Second, the lack of a global vaccine strategy actually lengthens the pandemic. It is not possible to eradicate a virus this infectious in just one country. SARS-CoV-2 and its variants have demonstrated that they are fast, efficient travelers. As long as this virus continues infecting people, it will continue mutating, creating the more infectious variants. That puts all of us at risk. We won’t be protected until all countries are protected.
Given the criticisms the World Health Organization has faced for its response to the pandemic, is staying involved ultimately going to benefit the U.S.?
U.S. participation makes the World Health Organization stronger and gives us a seat at the table in creating important solutions, now and for the future. What improvements can we make to our pandemic alert system? How do we prepare for the next pandemic? How do we build resilience?
With the rate of global travel and instant worldwide communication we have today, unilateralism is not only ill-advised; it’s impossible. We’re all breathing the same air, so to speak. And infectious diseases are just one example of how global health issues affect us all.
What other issues are most in need of worldwide solutions?
Well, first, the impact of this pandemic will go far beyond the more than the 100 million people infected. By the time it’s over, how many businesses will have closed? How many more people will be food insecure or suffering mental health impacts? How many children will have suffered education losses because virtual education wasn’t a viable option for them, and how many will have dropped out? These are far-reaching problems with long-term effects on health in every country.
Second, there are the issues that existed long before the pandemic, and have even grown worse during the pandemic. Disparities in access to health care, or to the conditions necessary for good health, are limiting entire communities — and many countries — from realizing their potential. These disparities have economic and social costs, not to mention the fact that it is heartbreaking to know that there are places in the world where people are dying of completely curable and preventable conditions.

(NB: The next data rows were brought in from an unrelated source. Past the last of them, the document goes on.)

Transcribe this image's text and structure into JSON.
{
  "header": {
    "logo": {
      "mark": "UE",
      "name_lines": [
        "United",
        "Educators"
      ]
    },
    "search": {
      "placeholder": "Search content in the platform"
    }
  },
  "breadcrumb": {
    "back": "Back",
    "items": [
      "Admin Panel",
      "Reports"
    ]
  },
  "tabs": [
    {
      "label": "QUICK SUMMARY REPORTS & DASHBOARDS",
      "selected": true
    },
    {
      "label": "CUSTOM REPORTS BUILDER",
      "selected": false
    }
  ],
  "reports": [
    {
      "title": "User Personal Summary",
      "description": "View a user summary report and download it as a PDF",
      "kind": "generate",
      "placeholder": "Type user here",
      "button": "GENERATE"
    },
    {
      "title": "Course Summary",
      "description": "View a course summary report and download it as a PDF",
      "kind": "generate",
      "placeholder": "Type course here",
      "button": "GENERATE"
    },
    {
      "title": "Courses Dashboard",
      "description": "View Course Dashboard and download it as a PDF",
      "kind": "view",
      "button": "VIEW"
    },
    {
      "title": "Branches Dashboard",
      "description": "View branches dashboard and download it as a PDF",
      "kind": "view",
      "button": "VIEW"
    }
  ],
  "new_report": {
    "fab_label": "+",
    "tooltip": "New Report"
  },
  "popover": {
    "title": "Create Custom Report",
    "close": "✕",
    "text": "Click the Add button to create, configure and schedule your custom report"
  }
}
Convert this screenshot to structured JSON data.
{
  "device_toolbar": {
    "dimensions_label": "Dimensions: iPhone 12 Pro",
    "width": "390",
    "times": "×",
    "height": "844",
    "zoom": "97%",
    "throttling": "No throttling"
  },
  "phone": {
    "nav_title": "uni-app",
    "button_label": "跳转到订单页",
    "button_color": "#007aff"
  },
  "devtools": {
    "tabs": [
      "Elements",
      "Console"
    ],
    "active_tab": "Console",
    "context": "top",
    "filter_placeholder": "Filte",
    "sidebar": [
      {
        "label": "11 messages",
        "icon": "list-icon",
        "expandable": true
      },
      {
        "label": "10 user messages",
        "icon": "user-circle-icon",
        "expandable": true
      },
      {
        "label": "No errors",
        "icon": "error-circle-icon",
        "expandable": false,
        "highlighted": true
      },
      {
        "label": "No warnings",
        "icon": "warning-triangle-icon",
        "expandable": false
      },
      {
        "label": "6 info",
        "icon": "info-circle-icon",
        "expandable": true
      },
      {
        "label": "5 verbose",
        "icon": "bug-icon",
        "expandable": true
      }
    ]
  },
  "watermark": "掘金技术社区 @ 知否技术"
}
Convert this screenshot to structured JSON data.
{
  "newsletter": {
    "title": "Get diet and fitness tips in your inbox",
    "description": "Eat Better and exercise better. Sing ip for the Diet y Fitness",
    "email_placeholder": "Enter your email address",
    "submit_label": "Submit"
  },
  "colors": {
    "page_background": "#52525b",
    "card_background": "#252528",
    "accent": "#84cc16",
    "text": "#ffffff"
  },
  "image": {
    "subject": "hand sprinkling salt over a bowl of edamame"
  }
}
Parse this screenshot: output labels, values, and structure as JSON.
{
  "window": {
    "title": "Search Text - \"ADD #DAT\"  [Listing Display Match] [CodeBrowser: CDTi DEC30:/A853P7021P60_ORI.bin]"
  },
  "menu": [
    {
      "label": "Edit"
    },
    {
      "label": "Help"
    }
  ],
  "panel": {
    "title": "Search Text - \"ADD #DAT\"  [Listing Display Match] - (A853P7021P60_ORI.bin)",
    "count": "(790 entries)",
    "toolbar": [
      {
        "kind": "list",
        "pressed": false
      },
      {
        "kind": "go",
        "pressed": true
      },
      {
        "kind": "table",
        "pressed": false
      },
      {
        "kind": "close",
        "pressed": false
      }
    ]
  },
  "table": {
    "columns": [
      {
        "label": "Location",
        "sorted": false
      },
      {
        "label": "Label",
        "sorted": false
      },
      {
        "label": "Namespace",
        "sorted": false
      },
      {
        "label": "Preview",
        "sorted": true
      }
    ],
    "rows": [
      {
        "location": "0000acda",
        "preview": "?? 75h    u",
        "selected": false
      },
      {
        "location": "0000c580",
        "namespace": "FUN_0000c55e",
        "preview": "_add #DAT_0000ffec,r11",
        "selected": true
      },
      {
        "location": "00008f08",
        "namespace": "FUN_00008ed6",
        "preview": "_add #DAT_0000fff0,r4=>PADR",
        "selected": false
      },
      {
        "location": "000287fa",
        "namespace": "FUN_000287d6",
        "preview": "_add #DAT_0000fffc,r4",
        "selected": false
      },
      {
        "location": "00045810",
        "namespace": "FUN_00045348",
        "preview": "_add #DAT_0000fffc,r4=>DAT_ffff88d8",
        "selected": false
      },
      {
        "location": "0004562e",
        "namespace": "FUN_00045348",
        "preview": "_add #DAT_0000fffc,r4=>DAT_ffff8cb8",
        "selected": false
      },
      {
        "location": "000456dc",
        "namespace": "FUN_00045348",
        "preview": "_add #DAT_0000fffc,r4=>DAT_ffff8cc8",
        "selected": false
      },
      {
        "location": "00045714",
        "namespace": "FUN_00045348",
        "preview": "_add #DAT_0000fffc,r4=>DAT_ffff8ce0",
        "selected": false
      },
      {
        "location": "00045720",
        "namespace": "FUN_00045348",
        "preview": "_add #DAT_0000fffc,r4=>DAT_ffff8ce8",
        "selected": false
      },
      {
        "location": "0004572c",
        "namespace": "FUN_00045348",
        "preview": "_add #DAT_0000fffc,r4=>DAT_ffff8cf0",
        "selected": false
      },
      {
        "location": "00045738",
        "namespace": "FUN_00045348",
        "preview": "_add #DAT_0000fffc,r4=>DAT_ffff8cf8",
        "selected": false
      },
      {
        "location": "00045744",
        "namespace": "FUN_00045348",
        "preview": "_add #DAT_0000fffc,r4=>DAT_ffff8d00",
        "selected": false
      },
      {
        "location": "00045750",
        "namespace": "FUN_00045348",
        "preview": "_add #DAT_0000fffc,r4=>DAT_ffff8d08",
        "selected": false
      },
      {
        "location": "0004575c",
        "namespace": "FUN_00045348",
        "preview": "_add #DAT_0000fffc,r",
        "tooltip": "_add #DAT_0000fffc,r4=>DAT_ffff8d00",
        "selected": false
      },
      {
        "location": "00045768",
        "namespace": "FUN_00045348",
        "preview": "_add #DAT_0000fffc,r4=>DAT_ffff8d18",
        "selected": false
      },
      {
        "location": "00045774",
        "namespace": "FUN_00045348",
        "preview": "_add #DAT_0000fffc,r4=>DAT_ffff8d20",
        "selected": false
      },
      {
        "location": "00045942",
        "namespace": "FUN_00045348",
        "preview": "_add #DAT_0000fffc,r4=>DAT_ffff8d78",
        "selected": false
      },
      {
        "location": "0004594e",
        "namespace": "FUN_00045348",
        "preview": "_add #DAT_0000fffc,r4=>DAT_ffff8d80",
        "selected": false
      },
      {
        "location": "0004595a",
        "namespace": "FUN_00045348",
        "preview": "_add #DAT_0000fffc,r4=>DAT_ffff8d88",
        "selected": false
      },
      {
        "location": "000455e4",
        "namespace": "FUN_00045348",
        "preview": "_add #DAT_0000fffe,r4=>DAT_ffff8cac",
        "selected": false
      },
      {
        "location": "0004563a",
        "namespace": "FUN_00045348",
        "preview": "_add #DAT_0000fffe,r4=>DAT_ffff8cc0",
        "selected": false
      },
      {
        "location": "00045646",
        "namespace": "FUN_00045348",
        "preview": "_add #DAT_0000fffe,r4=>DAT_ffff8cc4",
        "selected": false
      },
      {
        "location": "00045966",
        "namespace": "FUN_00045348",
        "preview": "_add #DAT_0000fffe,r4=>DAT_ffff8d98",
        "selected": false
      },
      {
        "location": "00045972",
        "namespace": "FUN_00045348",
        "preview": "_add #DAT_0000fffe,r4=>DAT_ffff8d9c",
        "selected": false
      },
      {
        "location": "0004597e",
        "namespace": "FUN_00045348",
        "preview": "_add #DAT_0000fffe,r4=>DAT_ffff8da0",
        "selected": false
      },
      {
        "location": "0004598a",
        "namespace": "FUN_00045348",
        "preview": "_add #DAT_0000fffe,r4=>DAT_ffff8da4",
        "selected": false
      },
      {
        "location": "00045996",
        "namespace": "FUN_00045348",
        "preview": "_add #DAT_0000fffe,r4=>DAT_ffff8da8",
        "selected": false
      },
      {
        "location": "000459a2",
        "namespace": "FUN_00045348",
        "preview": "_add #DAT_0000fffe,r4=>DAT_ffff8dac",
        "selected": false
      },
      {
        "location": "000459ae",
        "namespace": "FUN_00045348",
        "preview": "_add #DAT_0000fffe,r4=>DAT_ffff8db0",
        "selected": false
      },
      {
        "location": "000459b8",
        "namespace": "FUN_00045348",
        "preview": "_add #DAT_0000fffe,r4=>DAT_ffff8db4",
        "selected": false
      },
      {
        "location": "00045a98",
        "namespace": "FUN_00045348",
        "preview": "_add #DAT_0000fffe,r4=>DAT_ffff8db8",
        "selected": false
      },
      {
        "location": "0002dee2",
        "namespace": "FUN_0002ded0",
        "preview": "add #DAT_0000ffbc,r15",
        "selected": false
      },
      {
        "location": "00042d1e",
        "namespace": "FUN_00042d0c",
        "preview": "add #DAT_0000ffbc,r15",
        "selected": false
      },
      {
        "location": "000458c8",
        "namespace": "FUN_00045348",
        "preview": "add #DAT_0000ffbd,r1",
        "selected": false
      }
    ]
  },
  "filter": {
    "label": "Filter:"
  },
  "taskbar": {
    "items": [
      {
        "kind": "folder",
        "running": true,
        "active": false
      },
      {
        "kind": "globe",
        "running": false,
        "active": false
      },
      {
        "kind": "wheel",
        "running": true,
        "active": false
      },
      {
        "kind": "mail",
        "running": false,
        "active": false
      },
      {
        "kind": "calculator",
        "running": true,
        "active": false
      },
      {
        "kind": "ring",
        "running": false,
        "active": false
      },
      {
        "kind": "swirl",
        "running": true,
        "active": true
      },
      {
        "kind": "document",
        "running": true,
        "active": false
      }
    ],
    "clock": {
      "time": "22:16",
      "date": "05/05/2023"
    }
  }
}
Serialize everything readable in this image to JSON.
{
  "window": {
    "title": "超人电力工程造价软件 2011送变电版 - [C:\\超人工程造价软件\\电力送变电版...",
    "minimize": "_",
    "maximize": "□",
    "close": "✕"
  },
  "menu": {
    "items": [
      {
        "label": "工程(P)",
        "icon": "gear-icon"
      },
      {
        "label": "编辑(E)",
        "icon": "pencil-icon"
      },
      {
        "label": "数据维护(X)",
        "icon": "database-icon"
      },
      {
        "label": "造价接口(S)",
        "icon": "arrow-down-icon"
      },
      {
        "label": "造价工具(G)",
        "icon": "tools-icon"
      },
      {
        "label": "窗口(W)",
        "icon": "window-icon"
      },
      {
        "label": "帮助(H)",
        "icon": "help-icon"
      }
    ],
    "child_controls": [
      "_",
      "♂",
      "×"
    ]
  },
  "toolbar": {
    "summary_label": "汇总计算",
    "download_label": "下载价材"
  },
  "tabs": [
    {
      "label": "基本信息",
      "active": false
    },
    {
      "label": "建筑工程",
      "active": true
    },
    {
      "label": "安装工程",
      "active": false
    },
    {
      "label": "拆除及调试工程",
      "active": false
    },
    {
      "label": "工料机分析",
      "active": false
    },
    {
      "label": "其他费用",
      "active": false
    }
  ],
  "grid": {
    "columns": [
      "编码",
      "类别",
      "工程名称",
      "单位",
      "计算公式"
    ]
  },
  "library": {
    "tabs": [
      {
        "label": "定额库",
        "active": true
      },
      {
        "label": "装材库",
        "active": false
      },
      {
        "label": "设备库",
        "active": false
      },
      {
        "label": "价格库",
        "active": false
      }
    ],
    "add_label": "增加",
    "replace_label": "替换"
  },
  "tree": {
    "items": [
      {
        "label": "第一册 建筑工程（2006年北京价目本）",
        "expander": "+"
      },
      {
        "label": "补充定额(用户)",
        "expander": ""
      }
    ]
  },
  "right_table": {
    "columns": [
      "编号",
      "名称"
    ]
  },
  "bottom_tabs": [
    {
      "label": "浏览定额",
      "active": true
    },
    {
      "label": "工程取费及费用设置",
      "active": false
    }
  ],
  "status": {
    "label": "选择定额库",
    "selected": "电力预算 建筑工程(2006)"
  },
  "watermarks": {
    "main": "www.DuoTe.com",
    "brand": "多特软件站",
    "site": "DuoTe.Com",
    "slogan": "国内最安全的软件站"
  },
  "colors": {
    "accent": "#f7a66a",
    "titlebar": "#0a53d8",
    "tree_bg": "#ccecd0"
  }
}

The U.S. can and should be a leader in solving these problems. The best way to do that is to work with the primary organization that’s set up to address human health across all borders, worldwide. Most health problems know no borders. We are all in this together.